GATE CITY — If you’ve been putting off getting your GED exam, now is the time to get it done.
That’s the message Adult Education of Lee, Wise and Scott counties and the city of Norton is hoping to communicate to those who have not yet completed their exam before major changes to the tests take effect next year.
The GED preparation classes, which are free for adults who are at least 18 or older and not enrolled in public school to prepare, are set to begin Sept. 3 at Adult Education’s 13 class sites located throughout the three counties it serves.
Due to the pending changes, Adult Education Regional Specialist Jan Stallard said this fall’s schedule of classes are especially important for those who have begun, but not finished, their GED exams.
“Anyone who has taken portions of the GED test and hasn’t completed it will have to start all over after 2014,” Stallard said. “If they don’t get all of those tests completed by the end of December, they really stand to lose.
“They would have to basically start from scratch because the test is going to be very different. Our big push for right now is to help these people complete the GED test before the new one is rolled out in January. We still use pencil and paper, but that’s going to change.
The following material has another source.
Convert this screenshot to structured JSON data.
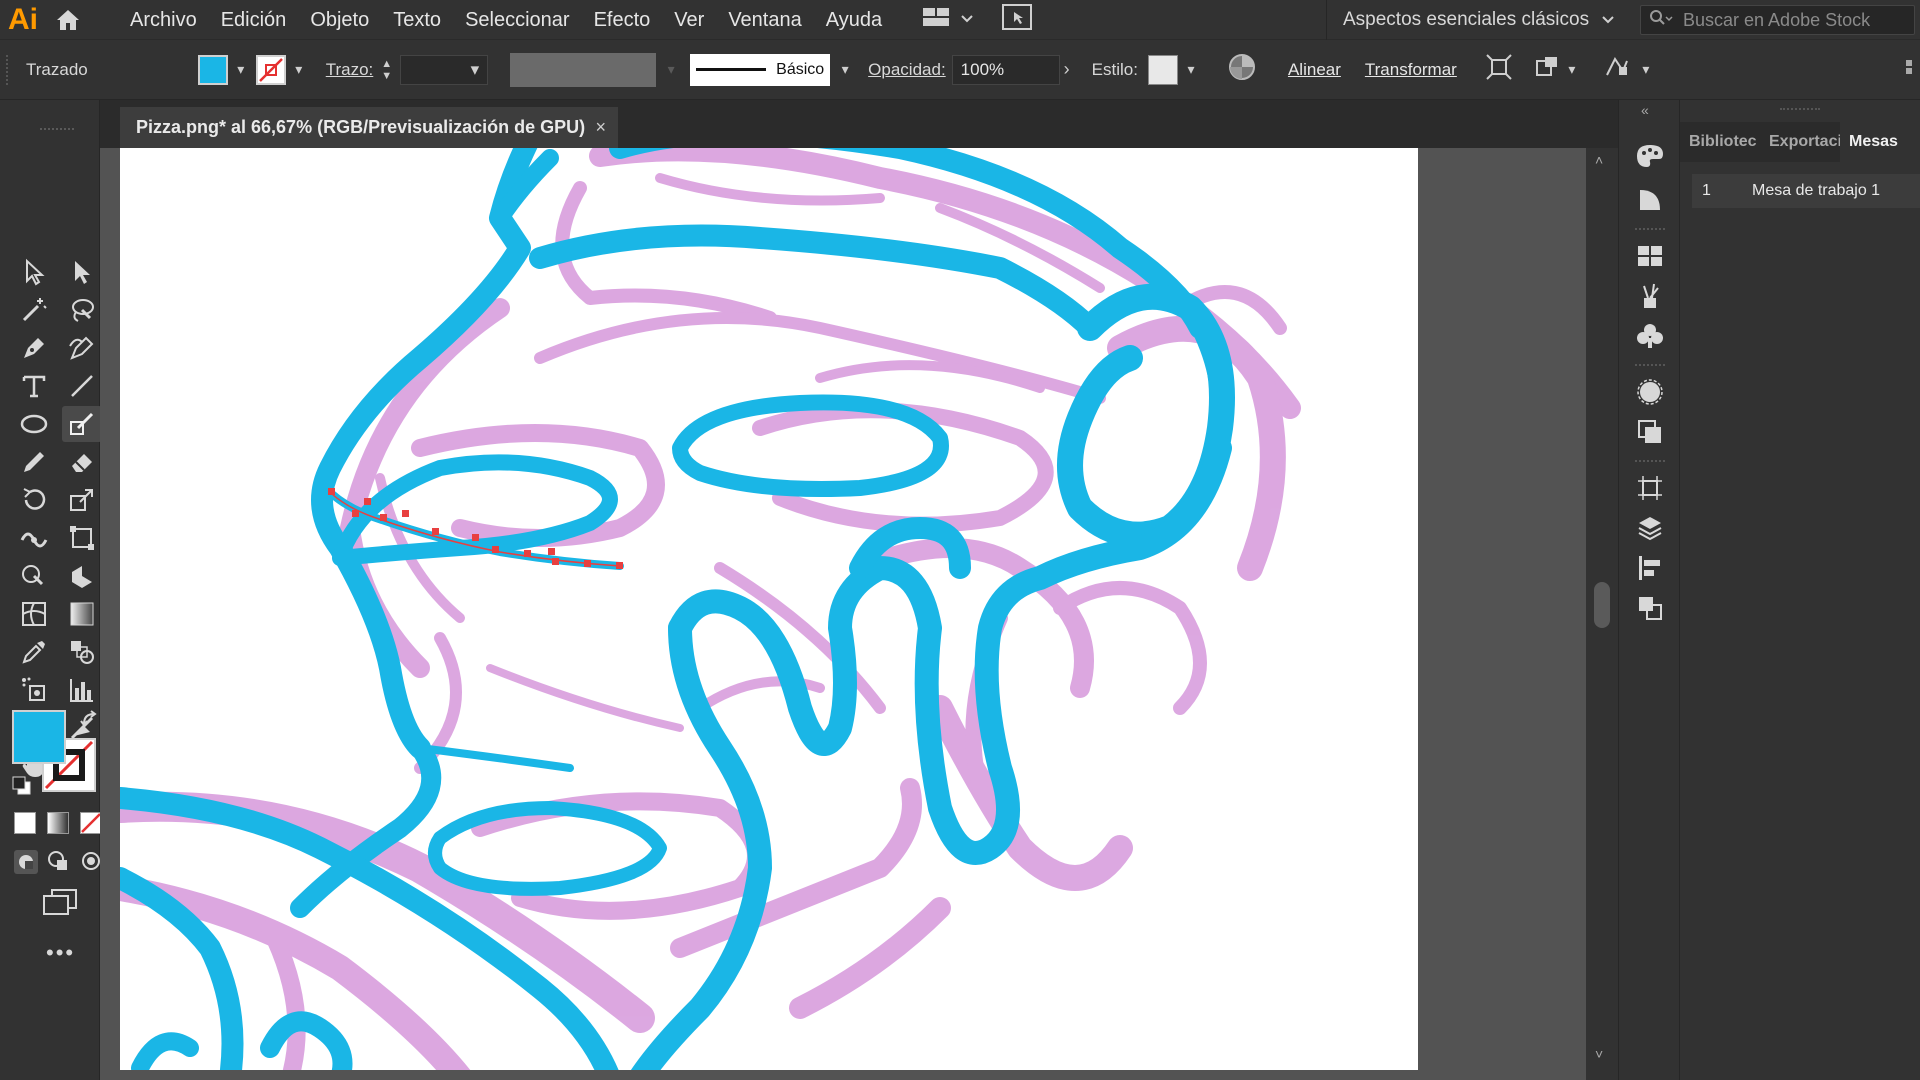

But if they want to take it with a pencil and paper they need to get on in here.”
Stallard said the exam — which consists of five subtests — will become entirely computer based starting Jan. 2, 2014.
“The test will be completely computer based and will not be simply clicking answers, but will actually require word processing skills,” Stallard said. “For example, there will be two writing samples that actually have to be typed in on the keyboard.”
According to Adult Education, instructors will be available at each classroom location to assist students preparing to complete the GED before the deadline. Testing will also be provided on-demand through the end of December at Adult Education’s four testing centers in Jonesville, Gate City, Norton and Wise to ensure that every student that wants to take the test before January can do so, Stallard said.
In addition to the classes, examinees must also pass a practice GED before registering for the full test.
“We will give them a practice test, which is a pretty good predictor of an actual GED score,” Stallard said. “If they do well on that, and have a good passing score on that, we’ll go ahead and give them the green light.”
Those who pass the practice test will have the $58 GED exam fee waived thanks to grant funds from the Virginia Tobacco Commission.
As the deadline for completing the old version of the GED draws closer, Stallard said Adult Education will begin transitioning its instruction to include more use of technology.
“We will begin to incorporate some basic computer skills into our instruction to get people ready for the 2014 test, and we’ll of course phase into that as we get closer and closer to January,” Stallard said. “Most of the younger kids that are dropping out of school now, or have done so recently, are the ones have decent computer skills, but for most of those that have been out of school for several years, it’s going to be a big change for them.”
Instruction for the new version of the GED will be “technology rich” with each class participating in Internet activities and online lessons. Adults preparing for the new exam will also be taught basic computer literacy skills and gain familiarity with Adult Education’s application for Android devices. Adult students will also be able to use iPads during their class time to access over a dozen free, online resources available on the Adult Education website.
Distance learning services through mail are also available.
For more detailed information on the classes, call 1-877 RACE2 GED or visit the program website at www.race2ged.org.